The icebreaker assistance route length was 620 miles, the average speed was 10 knots. The wiring consisted of two stages. First, the nuclear-powered icebreaker Taimyr ensured the vessel’s safe passage through a section of the Kara sea from the Sergey Kirov islands through the Matisen and Boris Vilkitsky straits, after which the bulk carrier independently crossed the Laptev sea. Further in the East Siberian sea, icebreaker support was provided by the universal nuclear icebreaker Sibir.
“The Northern Sea Route is quite popular among cargo carriers. Understanding weather conditions and ice conditions, you can plan the most comfortable and safe route for the vessel. The crews of the nuclear-powered ships carried out truly unique icebreaker assistance. A large-capacity bulk carrier crossed the Northern Sea Route in 13 days; through the Suez canal it would have taken twice as long”, commented Andrey Tenitsky, adviser to the general director of Atomflot.

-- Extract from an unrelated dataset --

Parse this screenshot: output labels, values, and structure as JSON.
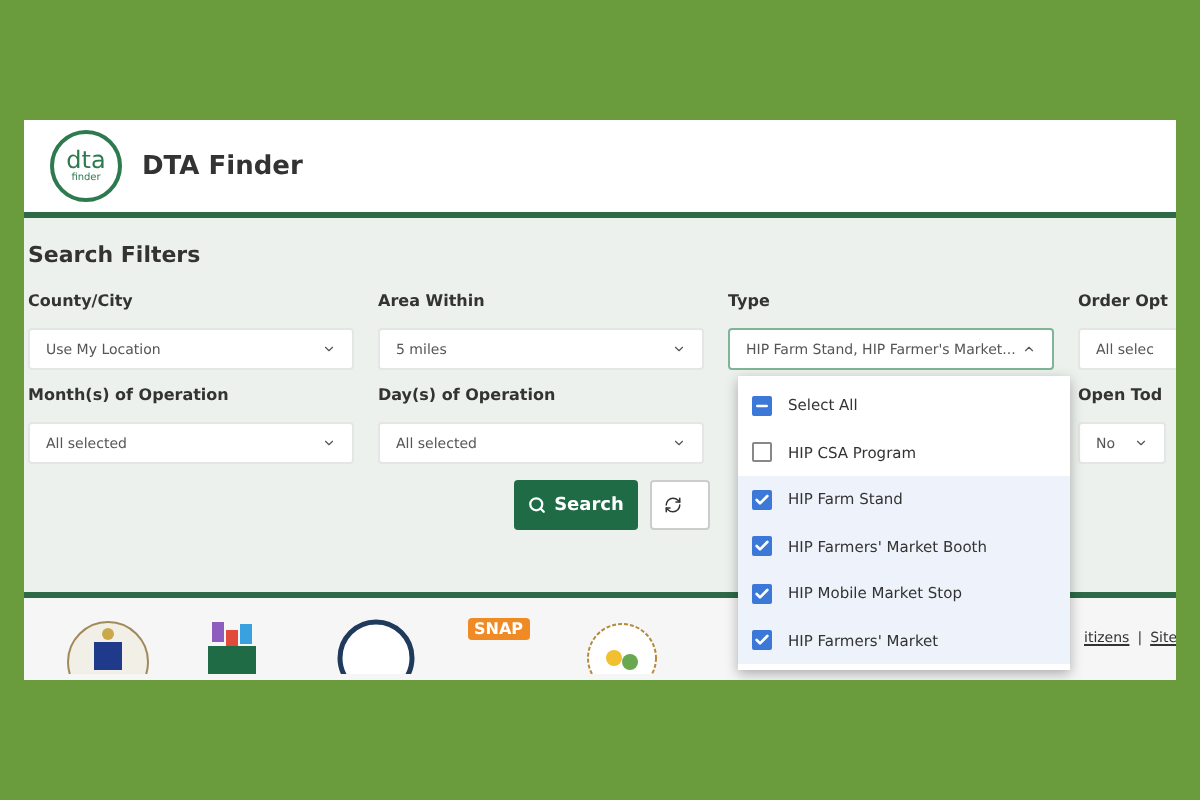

Enterprises of the state corporation Rosatom take an active part in the comprehensive development of the Arctic zone of Russia, which is now one of the state’s strategic priorities.
By 2035, Russia plans to build 120 ships of various types and purposes. In particular, the grouping of the icebreaker fleet in the NSR waters will increase to 18 vessels.
Text: Denis Kozhevnikov, Photo: Denis Kozhevnikov / editorial archive